90 BLACK SCOTERS, 34 LONG-TAILED DUCKS, and 6 GREATER SCAUP were seen at the Comerford Reservoir in Monroe.
110 BLACK SCOTERS, 25 WHITE-WINGED SCOTERS, and a BONAPARTE’S GULL were seen at Lakes Katherine and Tarleton in Piermont.
31 LONG-TAILED DUCKS were seen at the Upper and Lower Baker Ponds in Orford and Wentworth.
90 AMERICAN BLACK DUCKS and 84 BUFFLEHEADS were seen on Newfound Lake.
30 BLACK SCOTERS were seen at the Connecticut River in Hanover, 40 were seen at Post Pond in Lyme, and 1 was seen on the Androscoggin Riveer in Berlin.
172 BLACK SCOTERS, a WHITE-WINGED SCOTER, and 2 HORNED GREBES were seen on Cherry Pond in Jefferson.
57 BLACK SCOTERS, 8 WHITE-WINGED SCOTERS, 2 SURF SCOTERS, 9 LONG-TAILED DUCKS, and 7 SCAUPS were seen on Little Squam Lake.
4 GADWALLS, 9 AMERICAN WIGEONS, 74 GREEN-WINGED TEAL, 16 COMMON EIDERS, 9 WHITE-WINGED SCOTERS, 9 BLACK SCOTERS, 4 LONG-TAILED DUCKS, and a RED-NECKED GREBE were seen at Spofford Lake in Chesterfield.
3 RUDDY DUCKS were seen at Martin Meadow Pond in Lancaster.
2 COMMON EIDER, a RED-THROATED LOON, 2 HORNED GREBES, and several LONG-TAILED DUCKS were seen in the Connecticut River in the Hanover and Lebanon areas.
Late-migrating birds reported during the past week included an OVENBIRD, a few TENNESSEE WARBLERS, a few BLACKPOLL WARBLERS, a RUBY-THROATED HUMMINGBIRD, a GRAY CATBIRD, a few BLUE-HEADED VIREOS, a few SWAINSON’S THRUSHES, and several WHITE-RUMPED SANDPIPERS.
Southbound raptor migration for the fall-season is taking place and observers have already counted thousands from various locations throughout the state. Raptor totals to-date for Pack Monadnock are over 10,000! If you want to join the hawk-watchers on Pack Monadnock, check with Miller State Park for visitation requirements.
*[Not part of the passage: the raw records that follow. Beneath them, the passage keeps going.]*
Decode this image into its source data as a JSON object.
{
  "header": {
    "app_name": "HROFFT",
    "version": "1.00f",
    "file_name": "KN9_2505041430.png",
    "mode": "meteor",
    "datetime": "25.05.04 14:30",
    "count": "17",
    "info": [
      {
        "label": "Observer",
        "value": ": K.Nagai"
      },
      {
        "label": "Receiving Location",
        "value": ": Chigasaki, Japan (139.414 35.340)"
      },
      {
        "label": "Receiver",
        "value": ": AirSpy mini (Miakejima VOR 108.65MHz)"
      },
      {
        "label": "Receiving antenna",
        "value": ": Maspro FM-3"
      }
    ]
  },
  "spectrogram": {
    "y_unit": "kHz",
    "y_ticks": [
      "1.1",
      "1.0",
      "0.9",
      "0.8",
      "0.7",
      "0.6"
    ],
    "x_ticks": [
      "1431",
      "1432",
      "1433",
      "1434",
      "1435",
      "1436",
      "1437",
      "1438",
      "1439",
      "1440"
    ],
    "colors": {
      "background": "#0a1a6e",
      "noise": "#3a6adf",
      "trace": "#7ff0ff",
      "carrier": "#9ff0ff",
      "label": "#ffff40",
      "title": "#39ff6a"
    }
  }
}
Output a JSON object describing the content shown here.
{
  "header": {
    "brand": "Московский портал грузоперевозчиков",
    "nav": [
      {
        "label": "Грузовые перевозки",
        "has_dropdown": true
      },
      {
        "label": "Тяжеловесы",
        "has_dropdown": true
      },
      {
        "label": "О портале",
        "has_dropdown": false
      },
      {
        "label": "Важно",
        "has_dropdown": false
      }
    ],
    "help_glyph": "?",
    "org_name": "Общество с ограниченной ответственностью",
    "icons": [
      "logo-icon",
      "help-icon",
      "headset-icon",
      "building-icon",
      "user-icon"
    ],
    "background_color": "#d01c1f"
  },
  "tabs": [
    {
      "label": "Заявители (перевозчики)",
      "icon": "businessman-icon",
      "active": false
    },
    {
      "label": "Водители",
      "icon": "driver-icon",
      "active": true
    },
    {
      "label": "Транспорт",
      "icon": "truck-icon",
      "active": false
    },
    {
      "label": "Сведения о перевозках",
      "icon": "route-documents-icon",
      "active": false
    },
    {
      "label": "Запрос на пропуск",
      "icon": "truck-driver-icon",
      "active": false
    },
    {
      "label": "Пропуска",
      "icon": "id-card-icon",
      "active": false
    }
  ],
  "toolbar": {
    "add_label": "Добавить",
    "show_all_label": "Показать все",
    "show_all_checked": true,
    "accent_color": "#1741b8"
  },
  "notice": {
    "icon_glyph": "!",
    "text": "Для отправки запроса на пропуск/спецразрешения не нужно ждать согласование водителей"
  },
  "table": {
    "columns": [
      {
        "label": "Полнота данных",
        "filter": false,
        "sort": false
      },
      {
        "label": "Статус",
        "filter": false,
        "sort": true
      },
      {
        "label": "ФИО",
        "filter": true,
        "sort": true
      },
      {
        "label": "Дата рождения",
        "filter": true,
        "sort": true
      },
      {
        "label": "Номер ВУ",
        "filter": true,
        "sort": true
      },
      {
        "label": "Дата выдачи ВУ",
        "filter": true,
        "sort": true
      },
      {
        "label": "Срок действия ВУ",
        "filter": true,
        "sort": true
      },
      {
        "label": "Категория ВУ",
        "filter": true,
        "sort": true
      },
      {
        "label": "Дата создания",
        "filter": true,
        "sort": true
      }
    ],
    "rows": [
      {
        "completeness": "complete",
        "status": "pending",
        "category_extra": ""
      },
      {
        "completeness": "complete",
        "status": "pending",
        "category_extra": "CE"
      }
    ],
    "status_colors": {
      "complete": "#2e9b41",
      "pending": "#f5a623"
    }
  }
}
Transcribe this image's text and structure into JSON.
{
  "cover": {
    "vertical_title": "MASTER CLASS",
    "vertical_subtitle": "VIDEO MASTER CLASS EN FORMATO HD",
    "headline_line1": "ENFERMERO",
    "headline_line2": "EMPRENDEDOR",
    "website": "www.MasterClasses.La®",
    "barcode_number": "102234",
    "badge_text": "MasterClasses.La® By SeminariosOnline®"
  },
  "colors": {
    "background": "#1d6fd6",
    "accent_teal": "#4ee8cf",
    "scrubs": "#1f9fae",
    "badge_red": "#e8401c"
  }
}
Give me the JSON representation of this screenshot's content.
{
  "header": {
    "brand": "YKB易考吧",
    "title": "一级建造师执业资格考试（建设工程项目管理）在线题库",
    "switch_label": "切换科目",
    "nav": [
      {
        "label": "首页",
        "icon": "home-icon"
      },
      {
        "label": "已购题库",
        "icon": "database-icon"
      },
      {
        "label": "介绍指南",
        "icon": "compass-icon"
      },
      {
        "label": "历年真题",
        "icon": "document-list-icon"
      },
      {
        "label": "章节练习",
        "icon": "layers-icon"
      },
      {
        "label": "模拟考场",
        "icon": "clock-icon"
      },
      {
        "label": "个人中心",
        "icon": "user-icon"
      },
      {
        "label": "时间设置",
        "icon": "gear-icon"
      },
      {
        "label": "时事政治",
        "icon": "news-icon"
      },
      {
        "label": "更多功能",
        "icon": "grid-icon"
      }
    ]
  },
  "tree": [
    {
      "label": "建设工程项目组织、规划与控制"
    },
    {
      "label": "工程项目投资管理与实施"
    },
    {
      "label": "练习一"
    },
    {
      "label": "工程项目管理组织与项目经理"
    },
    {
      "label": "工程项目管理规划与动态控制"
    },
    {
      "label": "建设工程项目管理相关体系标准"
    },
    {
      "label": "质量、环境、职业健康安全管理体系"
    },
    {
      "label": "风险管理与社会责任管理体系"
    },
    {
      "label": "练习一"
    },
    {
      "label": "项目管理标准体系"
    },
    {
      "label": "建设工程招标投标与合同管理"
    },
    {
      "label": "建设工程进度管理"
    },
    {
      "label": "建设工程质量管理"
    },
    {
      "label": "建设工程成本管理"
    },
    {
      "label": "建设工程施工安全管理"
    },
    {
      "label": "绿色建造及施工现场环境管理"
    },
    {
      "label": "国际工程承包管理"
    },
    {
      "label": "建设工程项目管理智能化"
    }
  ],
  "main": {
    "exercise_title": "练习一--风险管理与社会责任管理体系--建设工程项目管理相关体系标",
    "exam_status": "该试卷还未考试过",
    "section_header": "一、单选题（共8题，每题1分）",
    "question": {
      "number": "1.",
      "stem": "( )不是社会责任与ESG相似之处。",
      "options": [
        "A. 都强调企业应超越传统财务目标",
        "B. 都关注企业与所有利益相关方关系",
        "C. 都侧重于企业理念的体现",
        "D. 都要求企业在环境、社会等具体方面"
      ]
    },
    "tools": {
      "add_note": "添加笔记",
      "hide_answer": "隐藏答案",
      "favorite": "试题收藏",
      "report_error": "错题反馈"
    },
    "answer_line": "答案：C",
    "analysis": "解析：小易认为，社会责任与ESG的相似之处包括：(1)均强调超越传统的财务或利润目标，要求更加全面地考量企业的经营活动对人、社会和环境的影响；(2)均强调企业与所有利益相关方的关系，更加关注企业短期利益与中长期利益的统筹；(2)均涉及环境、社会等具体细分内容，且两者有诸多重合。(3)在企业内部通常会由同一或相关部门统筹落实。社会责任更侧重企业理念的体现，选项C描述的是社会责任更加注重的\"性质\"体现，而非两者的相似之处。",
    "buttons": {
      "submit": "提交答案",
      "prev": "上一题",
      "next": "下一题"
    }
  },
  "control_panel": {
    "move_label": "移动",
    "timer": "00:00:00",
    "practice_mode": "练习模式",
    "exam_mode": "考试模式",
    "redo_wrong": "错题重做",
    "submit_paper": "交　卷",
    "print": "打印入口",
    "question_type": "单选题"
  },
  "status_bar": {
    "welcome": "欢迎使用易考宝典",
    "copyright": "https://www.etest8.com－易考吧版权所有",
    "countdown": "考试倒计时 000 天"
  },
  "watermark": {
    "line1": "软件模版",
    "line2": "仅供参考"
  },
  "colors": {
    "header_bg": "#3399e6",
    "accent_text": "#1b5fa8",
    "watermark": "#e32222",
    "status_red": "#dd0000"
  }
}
New Hampshire Audubon’s Rare Bird Alert is sponsored by Bangor Savings Bank.
This message is also available by phone recording: call (603) 224-9909 and press 4 as directed or ask to be transferred. If you have seen any interesting birds recently, you can leave a message at the end of the recording or send your sightings to the RBA via email. Please put either “bird sighting” or “Rare Bird Alert” in the subject line and be sure to include your mailing address and phone number.
Thanks very much and good birding.
Subscribe to New Hampshire Bird Records – learn more about birds and birding in New Hampshire (read a free article in each issue). This quarterly publication is produced by NH Audubon thanks to the work of many volunteers.

Explore 39 wildlife sanctuaries throughout all 10 counties of New Hampshire.

Committed to the conservation of ecologically important lands.

We regularly observe and count 14 species at NH Audubon’s Raptor Observatories.

NH Audubon Protects

The New Hampshire Audubon offers multiple opportunities for those interested in joining us as a member or donating for one of our various causes.

About Us

Founded in 1914, NH Audubon’s mission is to protect New Hampshire’s natural environment for wildlife and for people. It is an independent statewide membership organization with four nature centers throughout the state. Expert educators give programs to children, families, and adults at centers and in schools. Staff biologists and volunteers conduct bird conservation efforts such as the Peregrine Falcon restoration. NH Audubon protects thousands of acres of wildlife habitat and is a voice for sound public policy on environmental issues. For information on NH Audubon, including membership, volunteering, programs, sanctuaries, and publications, call 224-9909, or visit www.nhaudubon.org.